--- WHAT IS BEING ASKED ---
The answer should consist of each line below that contains the word "JSON".

(Website and app data records)
%%
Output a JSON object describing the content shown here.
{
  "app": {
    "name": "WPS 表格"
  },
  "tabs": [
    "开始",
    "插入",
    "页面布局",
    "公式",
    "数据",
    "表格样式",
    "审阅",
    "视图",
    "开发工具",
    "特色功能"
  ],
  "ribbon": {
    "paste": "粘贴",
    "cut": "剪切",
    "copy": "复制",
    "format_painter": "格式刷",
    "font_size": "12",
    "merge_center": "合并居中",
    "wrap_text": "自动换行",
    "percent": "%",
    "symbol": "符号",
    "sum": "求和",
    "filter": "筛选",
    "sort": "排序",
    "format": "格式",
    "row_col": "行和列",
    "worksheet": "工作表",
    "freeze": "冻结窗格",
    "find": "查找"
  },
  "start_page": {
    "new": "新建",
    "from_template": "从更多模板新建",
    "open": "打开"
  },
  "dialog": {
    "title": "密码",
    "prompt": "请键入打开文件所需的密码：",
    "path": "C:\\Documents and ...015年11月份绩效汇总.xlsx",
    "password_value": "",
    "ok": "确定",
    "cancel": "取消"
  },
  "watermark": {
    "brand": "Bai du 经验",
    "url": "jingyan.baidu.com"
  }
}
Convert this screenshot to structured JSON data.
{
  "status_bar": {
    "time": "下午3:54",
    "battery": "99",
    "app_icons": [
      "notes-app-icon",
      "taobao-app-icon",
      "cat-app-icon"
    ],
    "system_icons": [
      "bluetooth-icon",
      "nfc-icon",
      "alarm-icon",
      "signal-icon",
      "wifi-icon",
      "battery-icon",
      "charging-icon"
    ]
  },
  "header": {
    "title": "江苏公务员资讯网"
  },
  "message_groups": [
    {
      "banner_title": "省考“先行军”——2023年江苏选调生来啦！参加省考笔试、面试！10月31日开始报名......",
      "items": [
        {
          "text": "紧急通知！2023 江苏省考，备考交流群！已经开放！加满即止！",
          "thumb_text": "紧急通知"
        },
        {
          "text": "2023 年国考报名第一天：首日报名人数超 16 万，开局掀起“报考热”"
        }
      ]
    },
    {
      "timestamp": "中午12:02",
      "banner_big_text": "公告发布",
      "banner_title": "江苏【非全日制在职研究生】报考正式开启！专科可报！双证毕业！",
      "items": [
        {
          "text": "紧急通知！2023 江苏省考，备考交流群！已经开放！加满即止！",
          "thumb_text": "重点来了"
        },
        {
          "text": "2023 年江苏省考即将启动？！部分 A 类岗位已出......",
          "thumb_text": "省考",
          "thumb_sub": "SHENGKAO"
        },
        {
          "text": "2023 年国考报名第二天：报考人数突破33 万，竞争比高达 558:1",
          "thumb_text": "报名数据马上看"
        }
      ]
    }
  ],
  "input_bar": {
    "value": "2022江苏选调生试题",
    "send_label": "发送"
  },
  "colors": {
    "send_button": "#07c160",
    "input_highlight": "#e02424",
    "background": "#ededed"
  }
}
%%
--- TASK RESULT ---
Output a JSON object describing the content shown here.
Convert this screenshot to structured JSON data.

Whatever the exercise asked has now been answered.